An exact restatement of the entire listing is needed, excluding all images.

■ Input records
----------------------------------------

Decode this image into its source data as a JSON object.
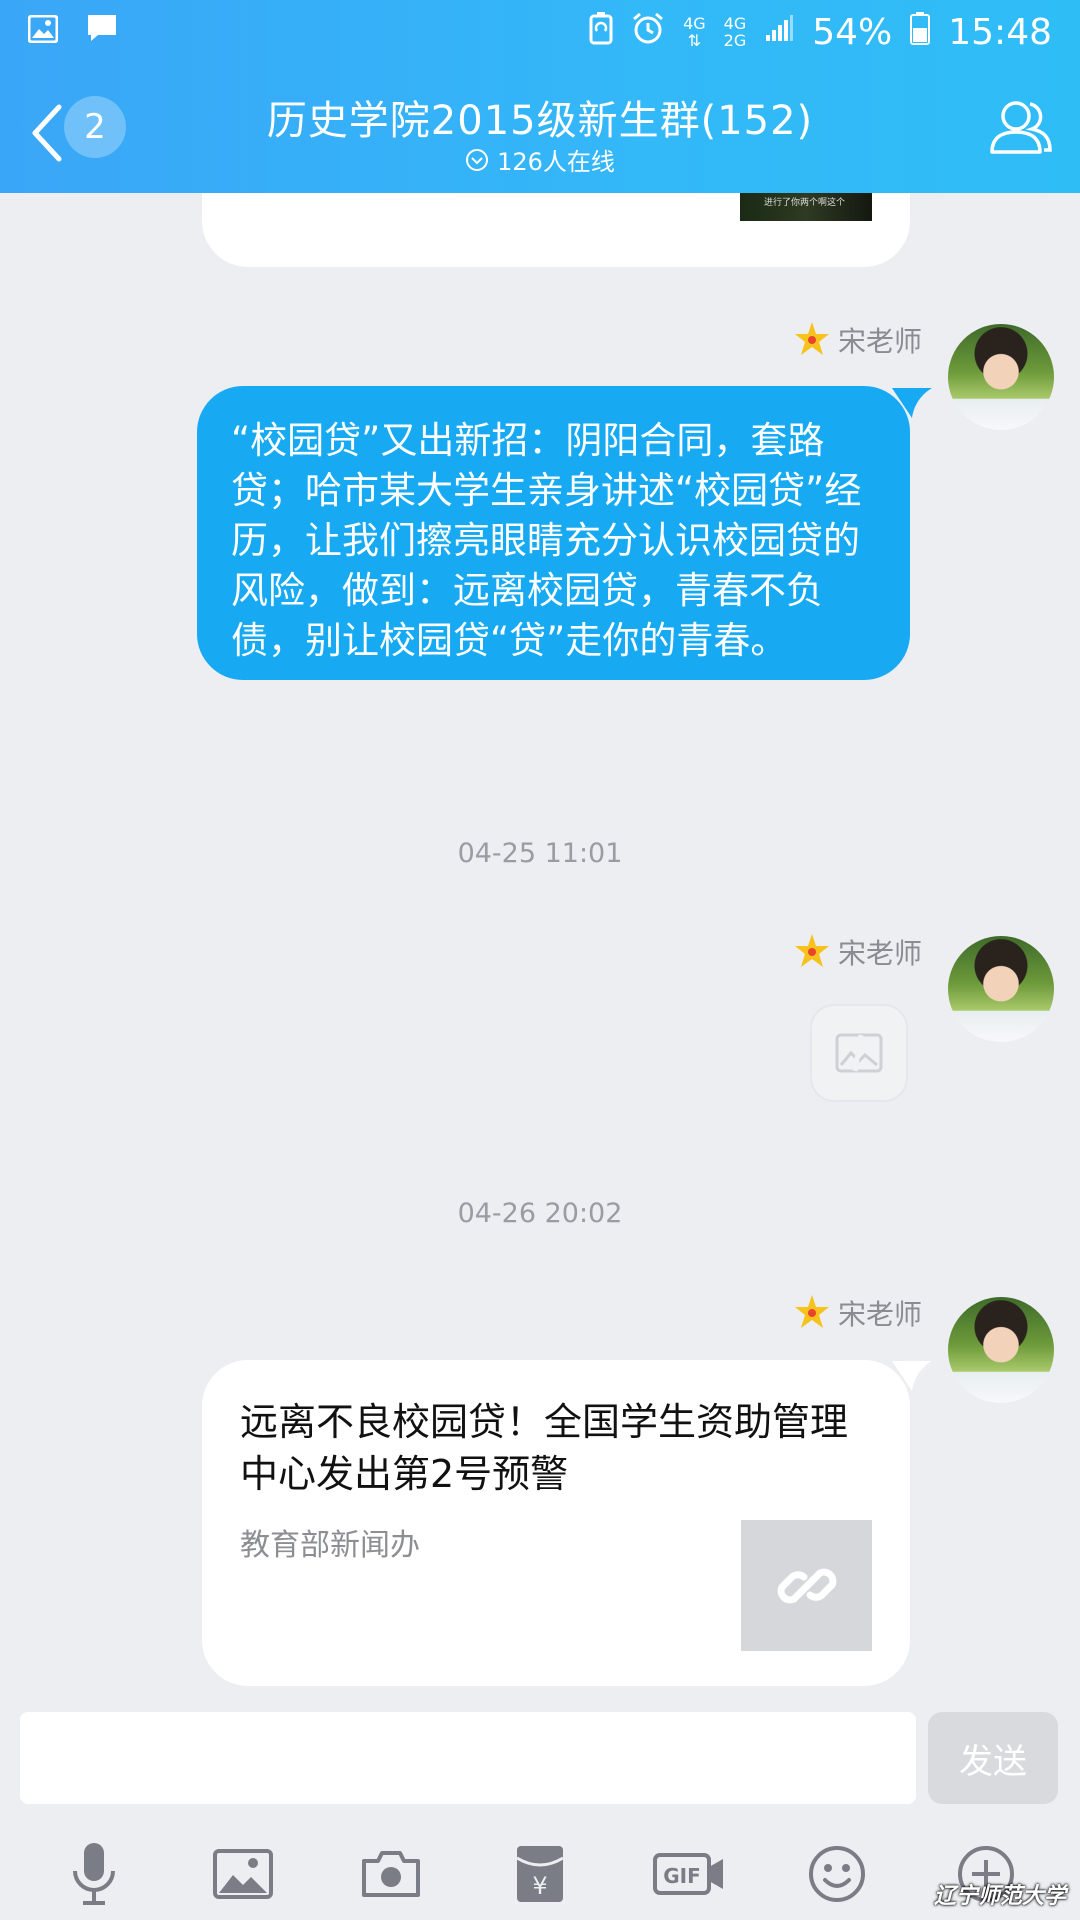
{
  "status_bar": {
    "network_top": "4G",
    "network_2_top": "4G",
    "network_2_bottom": "2G",
    "battery": "54%",
    "time": "15:48"
  },
  "header": {
    "unread_count": "2",
    "title": "历史学院2015级新生群(152)",
    "online": "126人在线"
  },
  "messages": {
    "partial_video_caption": "进行了你两个啊这个",
    "sender": "宋老师",
    "msg1_text": "“校园贷”又出新招：阴阳合同，套路贷；哈市某大学生亲身讲述“校园贷”经历，让我们擦亮眼睛充分认识校园贷的风险，做到：远离校园贷，青春不负债，别让校园贷“贷”走你的青春。",
    "timestamp1": "04-25 11:01",
    "timestamp2": "04-26 20:02",
    "link_title": "远离不良校园贷！全国学生资助管理中心发出第2号预警",
    "link_source": "教育部新闻办"
  },
  "input": {
    "value": "",
    "send_label": "发送"
  },
  "toolbar_icons": [
    "microphone-icon",
    "image-icon",
    "camera-icon",
    "red-packet-icon",
    "gif-icon",
    "emoji-icon",
    "plus-icon"
  ],
  "watermark": "辽宁师范大学",
  "colors": {
    "header_gradient_start": "#3aa6f7",
    "header_gradient_end": "#2fbdf6",
    "bubble_blue": "#17aaf3",
    "background": "#edeef2"
  }
}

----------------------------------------

■ Expected answer
Decode this image into its source data as a JSON object.
{
  "status_bar": {
    "network_top": "4G",
    "network_2_top": "4G",
    "network_2_bottom": "2G",
    "battery": "54%",
    "time": "15:48"
  },
  "header": {
    "unread_count": "2",
    "title": "历史学院2015级新生群(152)",
    "online": "126人在线"
  },
  "messages": {
    "partial_video_caption": "进行了你两个啊这个",
    "sender": "宋老师",
    "msg1_text": "“校园贷”又出新招：阴阳合同，套路贷；哈市某大学生亲身讲述“校园贷”经历，让我们擦亮眼睛充分认识校园贷的风险，做到：远离校园贷，青春不负债，别让校园贷“贷”走你的青春。",
    "timestamp1": "04-25 11:01",
    "timestamp2": "04-26 20:02",
    "link_title": "远离不良校园贷！全国学生资助管理中心发出第2号预警",
    "link_source": "教育部新闻办"
  },
  "input": {
    "value": "",
    "send_label": "发送"
  },
  "toolbar_icons": [
    "microphone-icon",
    "image-icon",
    "camera-icon",
    "red-packet-icon",
    "gif-icon",
    "emoji-icon",
    "plus-icon"
  ],
  "watermark": "辽宁师范大学",
  "colors": {
    "header_gradient_start": "#3aa6f7",
    "header_gradient_end": "#2fbdf6",
    "bubble_blue": "#17aaf3",
    "background": "#edeef2"
  }
}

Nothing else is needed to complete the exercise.